As if that's not enough, the Pitt Rivers Museum, which houses the University's archeological and ethnographic collections, lies directly behind the Oxford Natural History Museum. Trouble is, it's hard not to get sidetracked by the Natural History Museum on your way there. One day I'm going to 'do' the Pitt Rivers Museum in its own right. 

Have you got a favourite local museum I should check out one day?

Saturday, 9 January 2016

A Simple Living challenge is for life, not just for 21 days...

A year ago, exactly a whole year ago in fact, I joined in with Kindspring's Simple Living Challenge. Like many of Kindspring's challenges, it was a 21 day thing. (Go check them out here if you like a challenge with heart). Although I found it difficult to cram in the challenges to the three weeks, I never quite intended to be still completing the challenge and blogging about it one year after the event. But why not? Simple living should be for life after all, not just for 21 days.

The story so far? Well, Days 1 - 7 featured challenges such as mindful eating, unplugging, decluttering, emptying your email inbox, spending some time in silence, doing something you'd been putting off, and reflecting on the meaning in your life. Weighty matters, so you can see why it was difficult to complete a challenge per day...

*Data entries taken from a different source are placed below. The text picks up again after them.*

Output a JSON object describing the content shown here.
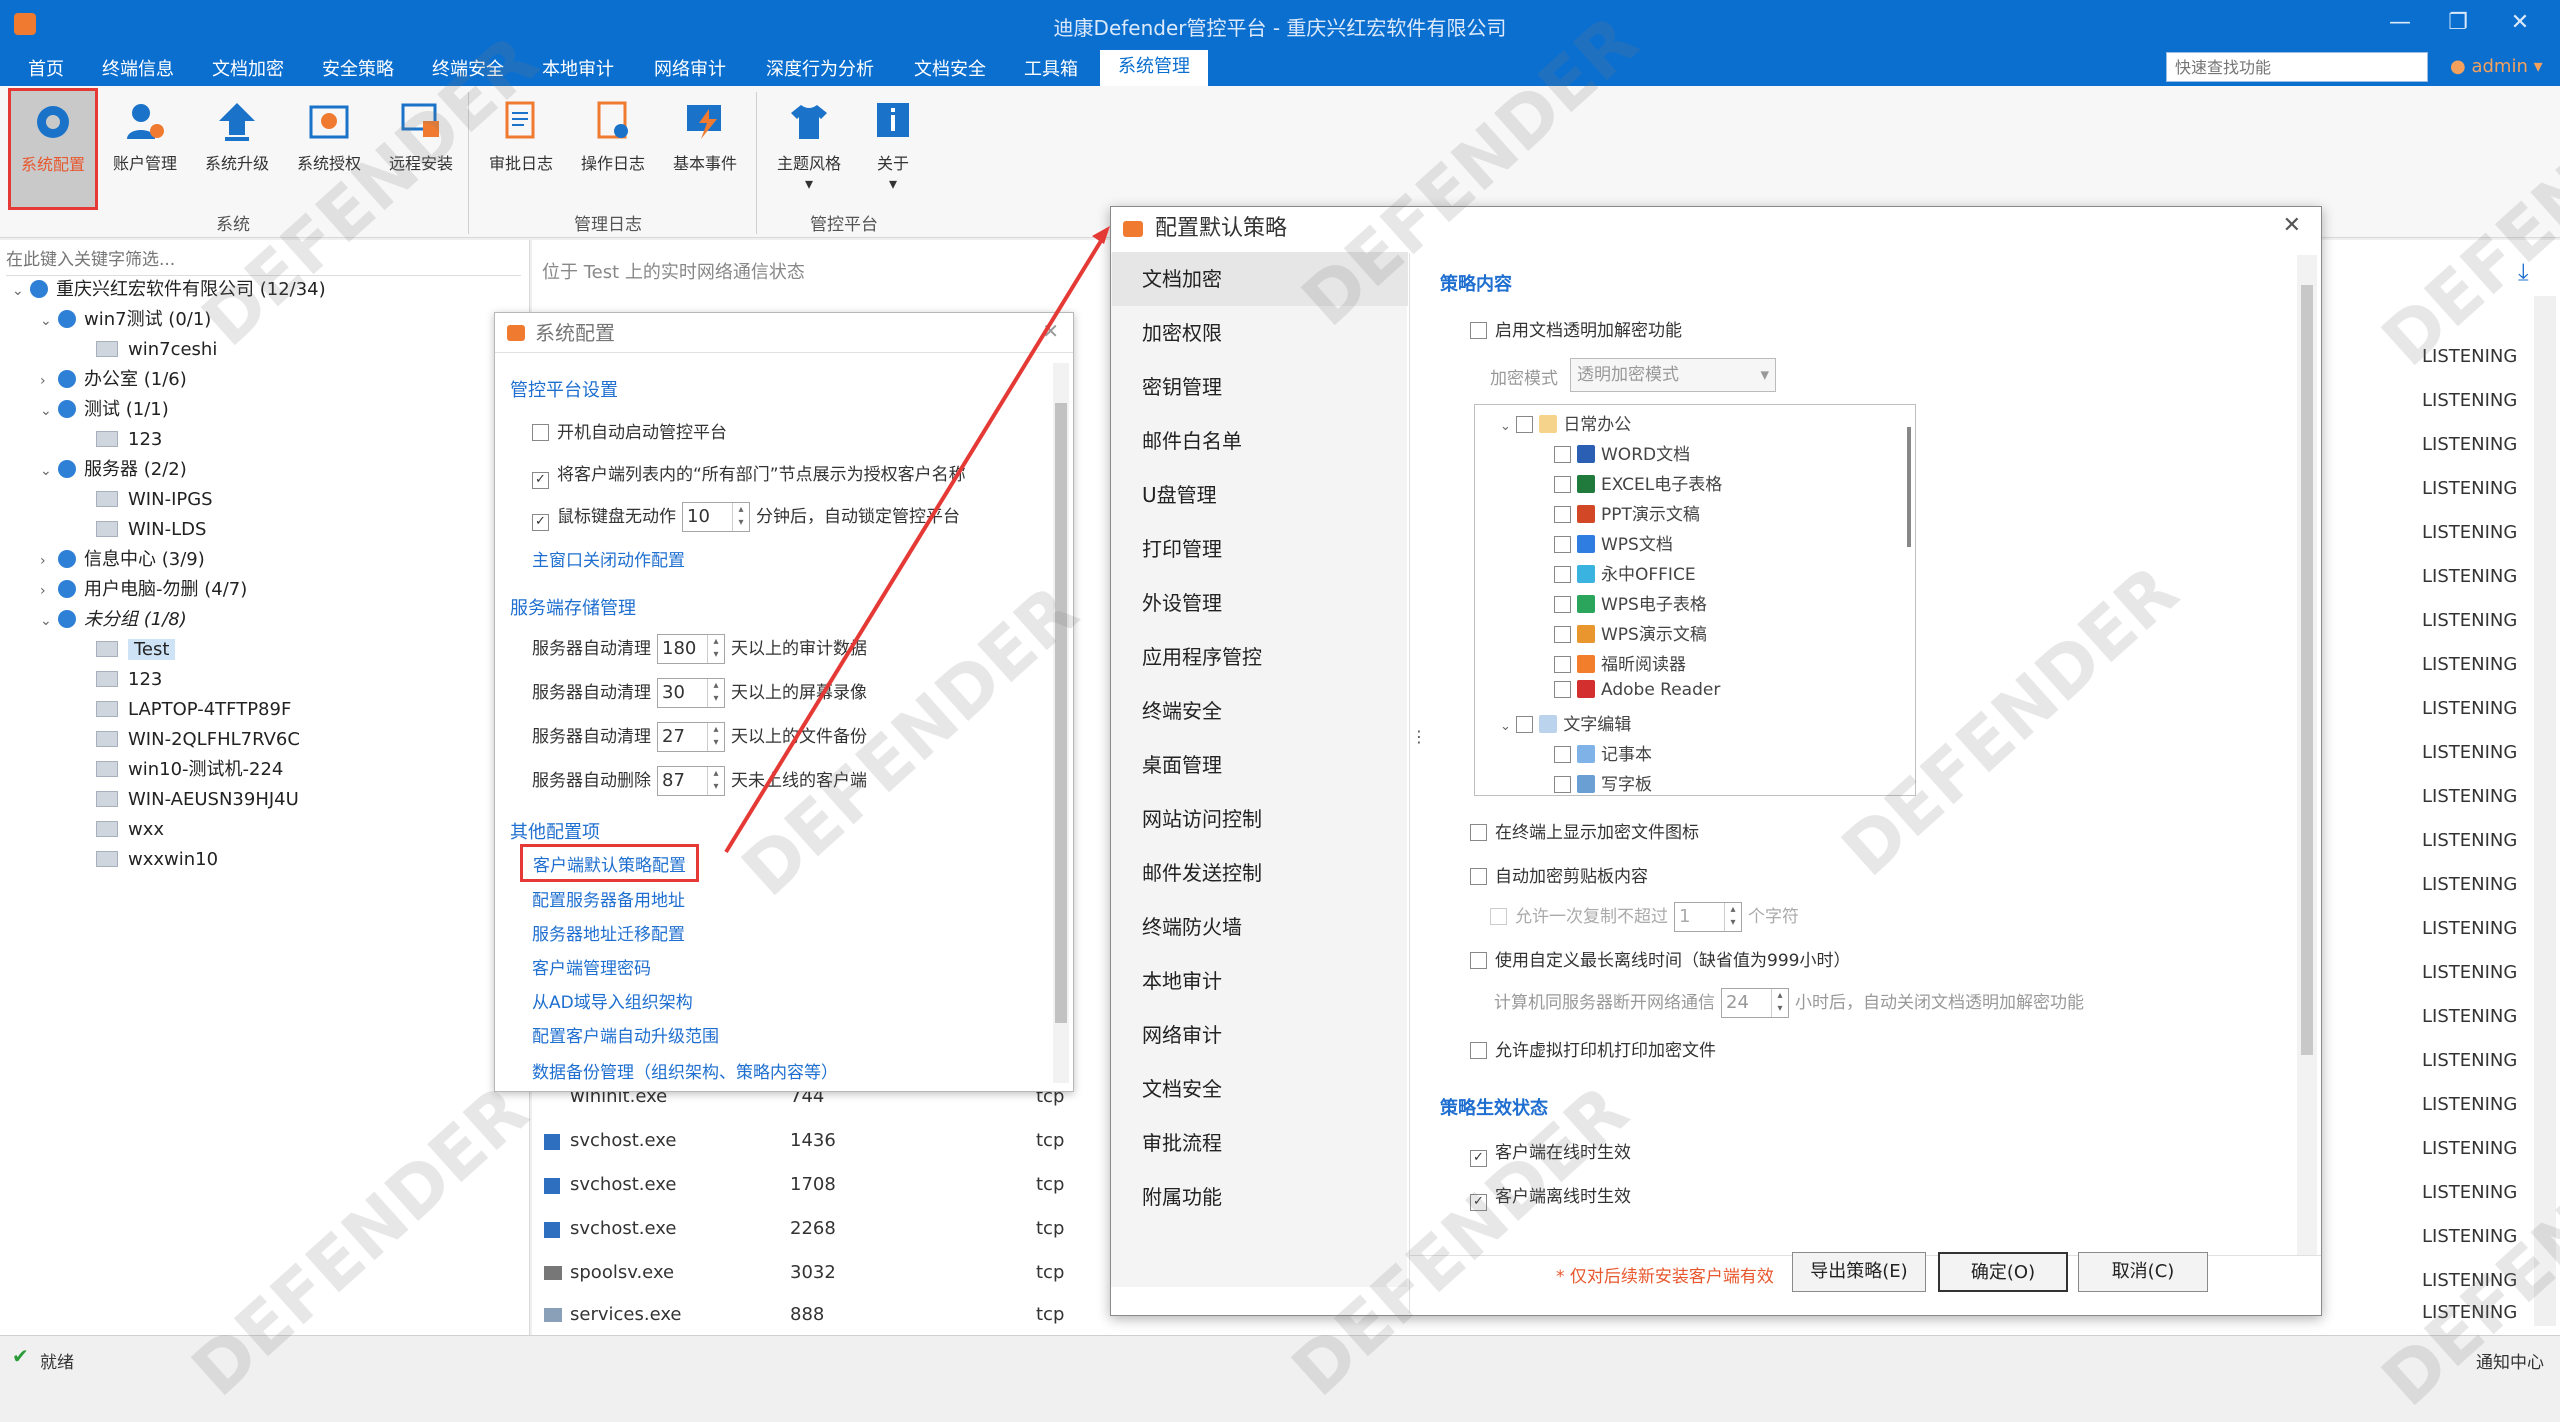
{
  "window": {
    "title": "迪康Defender管控平台 - 重庆兴红宏软件有限公司"
  },
  "menu": {
    "items": [
      "首页",
      "终端信息",
      "文档加密",
      "安全策略",
      "终端安全",
      "本地审计",
      "网络审计",
      "深度行为分析",
      "文档安全",
      "工具箱",
      "系统管理"
    ],
    "active": "系统管理",
    "quick_search_placeholder": "快速查找功能",
    "user": "admin"
  },
  "ribbon": {
    "buttons": [
      "系统配置",
      "账户管理",
      "系统升级",
      "系统授权",
      "远程安装",
      "审批日志",
      "操作日志",
      "基本事件",
      "主题风格",
      "关于"
    ],
    "groups": [
      "系统",
      "管理日志",
      "管控平台"
    ]
  },
  "tree": {
    "search_placeholder": "在此键入关键字筛选...",
    "nodes": [
      "重庆兴红宏软件有限公司 (12/34)",
      "win7测试 (0/1)",
      "win7ceshi",
      "办公室 (1/6)",
      "测试 (1/1)",
      "123",
      "服务器 (2/2)",
      "WIN-IPGS",
      "WIN-LDS",
      "信息中心 (3/9)",
      "用户电脑-勿删 (4/7)",
      "未分组 (1/8)",
      "Test",
      "123",
      "LAPTOP-4TFTP89F",
      "WIN-2QLFHL7RV6C",
      "win10-测试机-224",
      "WIN-AEUSN39HJ4U",
      "wxx",
      "wxxwin10"
    ]
  },
  "main": {
    "status_line": "位于 Test 上的实时网络通信状态",
    "listening": "LISTENING",
    "processes": [
      {
        "name": "wininit.exe",
        "pid": "744",
        "proto": "tcp"
      },
      {
        "name": "svchost.exe",
        "pid": "1436",
        "proto": "tcp"
      },
      {
        "name": "svchost.exe",
        "pid": "1708",
        "proto": "tcp"
      },
      {
        "name": "svchost.exe",
        "pid": "2268",
        "proto": "tcp"
      },
      {
        "name": "spoolsv.exe",
        "pid": "3032",
        "proto": "tcp"
      },
      {
        "name": "services.exe",
        "pid": "888",
        "proto": "tcp"
      }
    ]
  },
  "sysconfig": {
    "title": "系统配置",
    "sec1": "管控平台设置",
    "opt1": "开机自动启动管控平台",
    "opt2": "将客户端列表内的“所有部门”节点展示为授权客户名称",
    "opt3a": "鼠标键盘无动作",
    "opt3v": "10",
    "opt3b": "分钟后，自动锁定管控平台",
    "link1": "主窗口关闭动作配置",
    "sec2": "服务端存储管理",
    "store": [
      {
        "label": "服务器自动清理",
        "value": "180",
        "suffix": "天以上的审计数据"
      },
      {
        "label": "服务器自动清理",
        "value": "30",
        "suffix": "天以上的屏幕录像"
      },
      {
        "label": "服务器自动清理",
        "value": "27",
        "suffix": "天以上的文件备份"
      },
      {
        "label": "服务器自动删除",
        "value": "87",
        "suffix": "天未上线的客户端"
      }
    ],
    "sec3": "其他配置项",
    "links": [
      "客户端默认策略配置",
      "配置服务器备用地址",
      "服务器地址迁移配置",
      "客户端管理密码",
      "从AD域导入组织架构",
      "配置客户端自动升级范围",
      "数据备份管理（组织架构、策略内容等）"
    ]
  },
  "policy": {
    "title": "配置默认策略",
    "nav": [
      "文档加密",
      "加密权限",
      "密钥管理",
      "邮件白名单",
      "U盘管理",
      "打印管理",
      "外设管理",
      "应用程序管控",
      "终端安全",
      "桌面管理",
      "网站访问控制",
      "邮件发送控制",
      "终端防火墙",
      "本地审计",
      "网络审计",
      "文档安全",
      "审批流程",
      "附属功能"
    ],
    "content_title": "策略内容",
    "enable_label": "启用文档透明加解密功能",
    "mode_label": "加密模式",
    "mode_value": "透明加密模式",
    "tree": [
      "日常办公",
      "WORD文档",
      "EXCEL电子表格",
      "PPT演示文稿",
      "WPS文档",
      "永中OFFICE",
      "WPS电子表格",
      "WPS演示文稿",
      "福昕阅读器",
      "Adobe Reader",
      "文字编辑",
      "记事本",
      "写字板"
    ],
    "opt_icon": "在终端上显示加密文件图标",
    "opt_clip": "自动加密剪贴板内容",
    "opt_copy_a": "允许一次复制不超过",
    "opt_copy_v": "1",
    "opt_copy_b": "个字符",
    "opt_offline": "使用自定义最长离线时间（缺省值为999小时）",
    "offline_a": "计算机同服务器断开网络通信",
    "offline_v": "24",
    "offline_b": "小时后，自动关闭文档透明加解密功能",
    "opt_vprint": "允许虚拟打印机打印加密文件",
    "status_title": "策略生效状态",
    "online": "客户端在线时生效",
    "offline": "客户端离线时生效",
    "note": "* 仅对后续新安装客户端有效",
    "btn_export": "导出策略(E)",
    "btn_ok": "确定(O)",
    "btn_cancel": "取消(C)"
  },
  "statusbar": {
    "left": "就绪",
    "right": "通知中心"
  },
  "watermark": "DEFENDER 迪 康 软 件"
}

I juddered to a real halt when it came to Day 8 - the challenge was to 'Do It Yourself!', reflecting on the hidden costs of convenience and making something you need with your own hands. "Maybe you'll learn how to sew curtains, or make your own chocolate. Maybe you'll build a bird feeder or make a birthday card for a friend", Kindspring kindly suggested. They even helpfully provided a link to a website called Instructables, which tells you how to make just about anything. I have made curtains, chocolate and cards in my time, but last year, the months rolled by and, if you exclude cooking, I didn't actually conjure up anything from scratch. Perhaps Kindspring is right - I have become distanced from my 'inherent creative skills'.  Oh dear. I seem to do much making do and mending, and using up and doing without, but not much creating of 'things'.

Daughter came to the rescue though. She has been desperate to use the sewing machine and when she found some festive fabric in the box of Christmas decorations, she asked if she could make some Christmas bunting. Of course! She did it mostly herself but I helped. So I think this counts towards the DIY challenge. I mean, everyone needs a string of Christmas bunting at some point in their lives, don't they?




Monday, 4 January 2016

Happy New Year!

2015 was not my best blogging year. These last few months I did type an awful lot of words - but on other things. Essays - the university studying sort where you have to read and think - and work stuff, mainly. So unless I wanted to spend all of my time sat at a computer (which I didn't), blogging sort of fell by the wayside.

But I do still enjoy writing, especially the sort that doesn't have to be academically referenced, and I do still try to live a little bit more sustainably, and I do try hard to keep things simple, even when they're really rather complicated with work and family and studying, and what not. And being a student again means I definitely have to be frugal. So all is not lost. And of course my favourite thing of all is to try and minimise food waste and to eat leftovers. Especially Christmas leftovers. And take bad photographs of said leftovers. 

Can you guess what they are?


The thing about blogging is that it does make you think about all that stuff more and keeps you accountable, and then there are all the others out there who are thinking about that stuff and blogging and commenting about it, and eating leftovers. It's heartwarming. 

So whilst I can't resolve to be a more frequent blogger in 2016, I can resolve to dip in and out still. And eat leftovers.